Thursday, December 7, 2017
Announcement Marks Another Step Forward in the Bowser Administration’s Plan to Close and Replace DC General Family Shelter

(Washington, DC) – Today, Mayor Bowser announced 2500 14th Street, NW as the site of the Ward 1 Short-Term Family Housing program, marking another step forward in the Administration’s effort to close and replace DC General Family Shelter with dignified, service-enriched programs across all eight wards.

“Ending homelessness is a citywide challenge that requires a citywide solution. Today, with the selection of the Ward 1 short-term family housing site, we are one step closer to closing and replacing DC General,” said Mayor Bowser. “We are grateful for the partnership of Councilmember Nadeau and the Commissioners of ANC 1B, and we look forward to continuing to work with the Ward 1 community as we move forward with this exciting project.”

The Ward 1 site is the final location selected in the District’s citywide plan to close and replace the aging and isolated DC General Family Shelter. The site plan includes 35 short-term family housing apartment-style units to support families experiencing a housing crisis; 15 units of permanent supportive housing for seniors; and improvements to the Rita Bright Family and Youth Center, which is also located at the site. Construction at the site is slated to begin in January 2019 and be completed by the spring of 2020.

The plan to close and replace DC General includes a low-barrier shelter for women in Ward 2 that opened in early 2016, and short-term family housing programs in each of the other seven wards. Construction is already underway for the projects in Wards 3, 4, 5, 6, 7, and 8.

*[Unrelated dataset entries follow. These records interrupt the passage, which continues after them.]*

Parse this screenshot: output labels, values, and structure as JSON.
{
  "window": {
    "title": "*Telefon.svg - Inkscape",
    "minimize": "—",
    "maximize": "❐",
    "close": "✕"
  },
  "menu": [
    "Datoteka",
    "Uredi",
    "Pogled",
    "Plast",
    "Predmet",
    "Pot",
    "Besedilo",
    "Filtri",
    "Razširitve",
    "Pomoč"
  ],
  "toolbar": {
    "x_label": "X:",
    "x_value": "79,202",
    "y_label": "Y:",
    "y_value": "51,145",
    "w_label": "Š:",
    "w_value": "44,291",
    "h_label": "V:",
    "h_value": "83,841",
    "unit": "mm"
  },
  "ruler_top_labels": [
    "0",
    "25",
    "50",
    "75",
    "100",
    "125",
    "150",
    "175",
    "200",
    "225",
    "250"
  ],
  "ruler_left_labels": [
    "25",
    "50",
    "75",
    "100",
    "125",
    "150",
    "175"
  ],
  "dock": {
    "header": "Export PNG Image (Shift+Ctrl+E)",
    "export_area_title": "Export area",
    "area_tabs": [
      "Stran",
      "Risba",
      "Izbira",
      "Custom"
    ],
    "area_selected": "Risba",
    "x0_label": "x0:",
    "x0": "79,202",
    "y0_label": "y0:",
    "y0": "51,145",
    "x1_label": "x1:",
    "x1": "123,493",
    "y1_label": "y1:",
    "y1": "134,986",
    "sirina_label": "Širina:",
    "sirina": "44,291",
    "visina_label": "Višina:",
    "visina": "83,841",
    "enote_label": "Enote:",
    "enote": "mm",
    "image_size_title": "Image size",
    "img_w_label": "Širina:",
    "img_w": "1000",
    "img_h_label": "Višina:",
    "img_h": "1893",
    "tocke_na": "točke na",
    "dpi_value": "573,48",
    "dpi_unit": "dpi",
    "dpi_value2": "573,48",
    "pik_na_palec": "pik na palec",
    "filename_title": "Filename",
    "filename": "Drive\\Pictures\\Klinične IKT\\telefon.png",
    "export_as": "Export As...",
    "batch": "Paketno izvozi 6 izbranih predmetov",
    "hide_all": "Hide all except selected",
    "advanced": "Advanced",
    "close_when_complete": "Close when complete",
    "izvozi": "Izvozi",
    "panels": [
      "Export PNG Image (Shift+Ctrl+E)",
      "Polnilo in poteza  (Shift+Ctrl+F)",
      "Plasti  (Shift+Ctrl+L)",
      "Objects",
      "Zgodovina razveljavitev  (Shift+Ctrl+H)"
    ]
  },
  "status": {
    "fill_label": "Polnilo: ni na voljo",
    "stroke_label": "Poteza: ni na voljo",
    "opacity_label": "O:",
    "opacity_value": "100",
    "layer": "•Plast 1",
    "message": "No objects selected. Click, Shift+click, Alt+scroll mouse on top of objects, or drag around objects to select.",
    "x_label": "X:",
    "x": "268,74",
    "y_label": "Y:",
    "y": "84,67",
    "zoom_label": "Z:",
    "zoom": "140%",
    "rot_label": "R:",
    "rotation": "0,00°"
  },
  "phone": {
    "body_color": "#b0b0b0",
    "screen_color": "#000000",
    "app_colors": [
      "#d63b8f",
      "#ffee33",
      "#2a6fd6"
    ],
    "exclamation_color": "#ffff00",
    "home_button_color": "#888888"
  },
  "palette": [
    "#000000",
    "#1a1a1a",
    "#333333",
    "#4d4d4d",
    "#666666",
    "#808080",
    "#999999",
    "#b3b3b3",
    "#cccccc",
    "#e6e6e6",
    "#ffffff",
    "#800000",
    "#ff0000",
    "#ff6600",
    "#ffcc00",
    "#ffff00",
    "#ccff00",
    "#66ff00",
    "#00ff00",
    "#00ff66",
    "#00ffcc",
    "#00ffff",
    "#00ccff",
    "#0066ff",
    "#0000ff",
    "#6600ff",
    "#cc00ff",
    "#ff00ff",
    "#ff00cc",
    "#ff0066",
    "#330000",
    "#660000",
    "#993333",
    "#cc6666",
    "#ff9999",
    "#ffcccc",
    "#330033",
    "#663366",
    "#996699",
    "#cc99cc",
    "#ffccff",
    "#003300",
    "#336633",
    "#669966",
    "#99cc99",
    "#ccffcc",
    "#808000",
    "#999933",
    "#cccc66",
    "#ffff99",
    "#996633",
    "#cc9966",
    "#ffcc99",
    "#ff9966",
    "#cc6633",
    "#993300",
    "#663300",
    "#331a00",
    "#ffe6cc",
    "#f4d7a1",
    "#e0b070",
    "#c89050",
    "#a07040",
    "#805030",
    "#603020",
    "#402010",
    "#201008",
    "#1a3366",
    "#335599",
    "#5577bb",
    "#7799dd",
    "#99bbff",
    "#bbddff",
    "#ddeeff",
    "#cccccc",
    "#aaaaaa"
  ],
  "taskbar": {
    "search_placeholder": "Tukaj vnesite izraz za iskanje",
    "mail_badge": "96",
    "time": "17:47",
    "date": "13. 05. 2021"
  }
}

Address Units Construction Start Projected Program Open Date
1 2500 14th Street, NW* 35 January 2019 Spring 2020
2 810 Fifth Street, NW The Patricia Handy Place for Women opened in early 2016, and serves more than 200 women per night.
3 3320 Idaho Avenue, NW 50 November 2017 Summer 2019
4 5505 Fifth Street, NW 45 July 2017 Fall 2018
5 1700 Rhode Island Avenue, NE 46 November 2017 Summer 2019
6 850 Delaware Avenue, SW 50 July 2017 Summer 2019
7 5004 D Street, SE 35 July 2017 Fall 2018
8 4225 6th Street, SE 50 November 2017 Fall 2018
* Under the “Homeless Shelter Replacement Act of 2016,” the DC Council authorized the Mayor to acquire a site at 2105-2107 10th Street, NW for short-term family housing. However, the District could not come to an agreement to acquire the property, and, instead, identified the parcel of DC Government land on 14th Street.

Each short-term family housing program will provide safe, clean, and private shelter for families who are experiencing homelessness, with each program accommodating up to 50 families per night. Unlike DC General, these new and dignified programs will have places for children of all ages to play and do homework and will include wrap-around services to help families stabilize and exit homelessness quickly.

“I’m committed to seeing Ward 1 do its part to help the District’s homeless families,” said Ward 1 Councilmember Brianne K. Nadeau. “This new site will allow us to use public space and resources in service of helping our homeless families and will also give new life to the Rita Bright Center, a treasured community center. In a rapidly gentrifying part of the District, this will go a long way to helping our neighbors and keeping our promise of making Ward 1 a place where everyone belongs. I look forward to our upcoming community engagement process.”

Establishing an effective crisis response system, including the development of smaller, community based short-term family housing programs, is a concrete step laid out in Homeward DC, the Bowser Administration’s strategic plan to make homelessness rare, brief, and nonrecurring. Between 2016 and 2017, after the first full year of implementing Homeward DC, the District saw a 10.5 percent reduction in overall homelessness, a 22 percent reduction in homelessness among families, a 15 percent reduction among veterans experiencing homelessness, and a three percent reduction among individuals experiencing homelessness.

The Bowser Administration’s plan to end homelessness embraces a housing-first strategy with the underlying goal of permanent housing for all residents. In addition to making unprecedented investments in affordable housing, since taking office, the Administration has launched new homeless prevention services, preventing a shelter stay for more than 4,500 families; increased investments in permanent housing programs by nearly 60 percent; developed interim eligibility to provide immediate shelter for families in urgent need; and connected more than 2,100 veterans to permanent housing.

In the coming weeks, the Administration will transmit legislation to the Council to approve the site.